• WHAT THE TASK ASKS: Each line of the listing below should come back exactly as it is.

• DATASET CONTENT:
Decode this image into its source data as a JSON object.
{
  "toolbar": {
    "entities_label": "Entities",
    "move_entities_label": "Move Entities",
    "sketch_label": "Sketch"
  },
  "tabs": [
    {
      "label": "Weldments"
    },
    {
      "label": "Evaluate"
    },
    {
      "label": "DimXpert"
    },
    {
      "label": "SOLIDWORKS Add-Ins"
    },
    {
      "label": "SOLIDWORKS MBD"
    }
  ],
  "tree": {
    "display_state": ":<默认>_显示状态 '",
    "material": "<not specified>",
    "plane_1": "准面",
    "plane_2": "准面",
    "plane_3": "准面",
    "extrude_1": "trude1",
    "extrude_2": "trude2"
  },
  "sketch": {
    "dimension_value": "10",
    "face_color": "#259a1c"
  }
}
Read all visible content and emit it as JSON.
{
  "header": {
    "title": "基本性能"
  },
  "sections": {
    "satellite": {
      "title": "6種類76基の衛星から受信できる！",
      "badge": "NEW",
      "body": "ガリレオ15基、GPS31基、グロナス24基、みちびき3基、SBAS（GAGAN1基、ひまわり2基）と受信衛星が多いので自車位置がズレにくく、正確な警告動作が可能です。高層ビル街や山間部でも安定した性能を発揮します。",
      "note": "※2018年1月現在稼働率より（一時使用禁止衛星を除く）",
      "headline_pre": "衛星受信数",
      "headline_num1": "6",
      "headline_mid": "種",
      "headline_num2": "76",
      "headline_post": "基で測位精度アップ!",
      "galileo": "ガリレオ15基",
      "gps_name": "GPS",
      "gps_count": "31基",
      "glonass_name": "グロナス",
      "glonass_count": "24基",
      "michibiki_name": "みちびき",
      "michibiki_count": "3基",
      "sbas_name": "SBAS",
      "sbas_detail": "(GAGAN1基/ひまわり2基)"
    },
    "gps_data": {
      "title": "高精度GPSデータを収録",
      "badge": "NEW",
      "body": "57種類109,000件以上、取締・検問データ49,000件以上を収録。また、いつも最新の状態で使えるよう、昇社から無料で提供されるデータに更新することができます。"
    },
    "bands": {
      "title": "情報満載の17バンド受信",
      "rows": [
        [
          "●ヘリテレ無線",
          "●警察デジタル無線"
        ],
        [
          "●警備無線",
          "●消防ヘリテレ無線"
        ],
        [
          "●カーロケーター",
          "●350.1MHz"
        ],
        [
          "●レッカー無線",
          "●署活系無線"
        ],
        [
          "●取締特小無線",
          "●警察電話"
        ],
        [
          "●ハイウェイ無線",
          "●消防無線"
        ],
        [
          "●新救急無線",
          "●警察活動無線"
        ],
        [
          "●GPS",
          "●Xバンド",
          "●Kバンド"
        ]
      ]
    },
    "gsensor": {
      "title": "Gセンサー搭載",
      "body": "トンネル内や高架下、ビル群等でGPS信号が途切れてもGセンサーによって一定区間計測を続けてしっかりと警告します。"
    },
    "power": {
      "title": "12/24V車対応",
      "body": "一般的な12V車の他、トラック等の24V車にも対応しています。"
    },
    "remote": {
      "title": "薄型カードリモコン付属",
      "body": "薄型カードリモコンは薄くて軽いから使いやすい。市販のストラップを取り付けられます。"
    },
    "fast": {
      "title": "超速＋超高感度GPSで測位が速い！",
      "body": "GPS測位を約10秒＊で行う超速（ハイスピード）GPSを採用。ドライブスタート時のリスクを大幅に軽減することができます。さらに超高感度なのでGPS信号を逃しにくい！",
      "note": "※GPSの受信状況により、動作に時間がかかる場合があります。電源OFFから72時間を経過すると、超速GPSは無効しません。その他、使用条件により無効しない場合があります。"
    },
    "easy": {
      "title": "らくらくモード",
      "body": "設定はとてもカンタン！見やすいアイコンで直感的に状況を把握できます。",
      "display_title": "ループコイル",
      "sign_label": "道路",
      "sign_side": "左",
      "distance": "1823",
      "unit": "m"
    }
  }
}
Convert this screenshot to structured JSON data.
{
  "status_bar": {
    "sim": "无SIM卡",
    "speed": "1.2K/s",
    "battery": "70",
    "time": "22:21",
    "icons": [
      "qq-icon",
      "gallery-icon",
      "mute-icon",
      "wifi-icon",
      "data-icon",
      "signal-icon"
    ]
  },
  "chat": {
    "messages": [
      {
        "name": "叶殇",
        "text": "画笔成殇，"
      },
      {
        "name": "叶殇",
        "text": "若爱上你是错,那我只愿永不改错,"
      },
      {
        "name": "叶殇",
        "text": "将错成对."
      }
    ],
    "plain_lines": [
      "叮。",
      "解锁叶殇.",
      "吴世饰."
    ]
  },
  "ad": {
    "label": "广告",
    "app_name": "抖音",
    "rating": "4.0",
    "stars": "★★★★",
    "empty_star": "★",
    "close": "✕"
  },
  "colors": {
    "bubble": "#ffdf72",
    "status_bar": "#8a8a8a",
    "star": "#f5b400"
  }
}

• EXERCISE RESULT:
Decode this image into its source data as a JSON object.
{
  "toolbar": {
    "entities_label": "Entities",
    "move_entities_label": "Move Entities",
    "sketch_label": "Sketch"
  },
  "tabs": [
    {
      "label": "Weldments"
    },
    {
      "label": "Evaluate"
    },
    {
      "label": "DimXpert"
    },
    {
      "label": "SOLIDWORKS Add-Ins"
    },
    {
      "label": "SOLIDWORKS MBD"
    }
  ],
  "tree": {
    "display_state": ":<默认>_显示状态 '",
    "material": "<not specified>",
    "plane_1": "准面",
    "plane_2": "准面",
    "plane_3": "准面",
    "extrude_1": "trude1",
    "extrude_2": "trude2"
  },
  "sketch": {
    "dimension_value": "10",
    "face_color": "#259a1c"
  }
}
Read all visible content and emit it as JSON.
{
  "header": {
    "title": "基本性能"
  },
  "sections": {
    "satellite": {
      "title": "6種類76基の衛星から受信できる！",
      "badge": "NEW",
      "body": "ガリレオ15基、GPS31基、グロナス24基、みちびき3基、SBAS（GAGAN1基、ひまわり2基）と受信衛星が多いので自車位置がズレにくく、正確な警告動作が可能です。高層ビル街や山間部でも安定した性能を発揮します。",
      "note": "※2018年1月現在稼働率より（一時使用禁止衛星を除く）",
      "headline_pre": "衛星受信数",
      "headline_num1": "6",
      "headline_mid": "種",
      "headline_num2": "76",
      "headline_post": "基で測位精度アップ!",
      "galileo": "ガリレオ15基",
      "gps_name": "GPS",
      "gps_count": "31基",
      "glonass_name": "グロナス",
      "glonass_count": "24基",
      "michibiki_name": "みちびき",
      "michibiki_count": "3基",
      "sbas_name": "SBAS",
      "sbas_detail": "(GAGAN1基/ひまわり2基)"
    },
    "gps_data": {
      "title": "高精度GPSデータを収録",
      "badge": "NEW",
      "body": "57種類109,000件以上、取締・検問データ49,000件以上を収録。また、いつも最新の状態で使えるよう、昇社から無料で提供されるデータに更新することができます。"
    },
    "bands": {
      "title": "情報満載の17バンド受信",
      "rows": [
        [
          "●ヘリテレ無線",
          "●警察デジタル無線"
        ],
        [
          "●警備無線",
          "●消防ヘリテレ無線"
        ],
        [
          "●カーロケーター",
          "●350.1MHz"
        ],
        [
          "●レッカー無線",
          "●署活系無線"
        ],
        [
          "●取締特小無線",
          "●警察電話"
        ],
        [
          "●ハイウェイ無線",
          "●消防無線"
        ],
        [
          "●新救急無線",
          "●警察活動無線"
        ],
        [
          "●GPS",
          "●Xバンド",
          "●Kバンド"
        ]
      ]
    },
    "gsensor": {
      "title": "Gセンサー搭載",
      "body": "トンネル内や高架下、ビル群等でGPS信号が途切れてもGセンサーによって一定区間計測を続けてしっかりと警告します。"
    },
    "power": {
      "title": "12/24V車対応",
      "body": "一般的な12V車の他、トラック等の24V車にも対応しています。"
    },
    "remote": {
      "title": "薄型カードリモコン付属",
      "body": "薄型カードリモコンは薄くて軽いから使いやすい。市販のストラップを取り付けられます。"
    },
    "fast": {
      "title": "超速＋超高感度GPSで測位が速い！",
      "body": "GPS測位を約10秒＊で行う超速（ハイスピード）GPSを採用。ドライブスタート時のリスクを大幅に軽減することができます。さらに超高感度なのでGPS信号を逃しにくい！",
      "note": "※GPSの受信状況により、動作に時間がかかる場合があります。電源OFFから72時間を経過すると、超速GPSは無効しません。その他、使用条件により無効しない場合があります。"
    },
    "easy": {
      "title": "らくらくモード",
      "body": "設定はとてもカンタン！見やすいアイコンで直感的に状況を把握できます。",
      "display_title": "ループコイル",
      "sign_label": "道路",
      "sign_side": "左",
      "distance": "1823",
      "unit": "m"
    }
  }
}
Convert this screenshot to structured JSON data.
{
  "status_bar": {
    "sim": "无SIM卡",
    "speed": "1.2K/s",
    "battery": "70",
    "time": "22:21",
    "icons": [
      "qq-icon",
      "gallery-icon",
      "mute-icon",
      "wifi-icon",
      "data-icon",
      "signal-icon"
    ]
  },
  "chat": {
    "messages": [
      {
        "name": "叶殇",
        "text": "画笔成殇，"
      },
      {
        "name": "叶殇",
        "text": "若爱上你是错,那我只愿永不改错,"
      },
      {
        "name": "叶殇",
        "text": "将错成对."
      }
    ],
    "plain_lines": [
      "叮。",
      "解锁叶殇.",
      "吴世饰."
    ]
  },
  "ad": {
    "label": "广告",
    "app_name": "抖音",
    "rating": "4.0",
    "stars": "★★★★",
    "empty_star": "★",
    "close": "✕"
  },
  "colors": {
    "bubble": "#ffdf72",
    "status_bar": "#8a8a8a",
    "star": "#f5b400"
  }
}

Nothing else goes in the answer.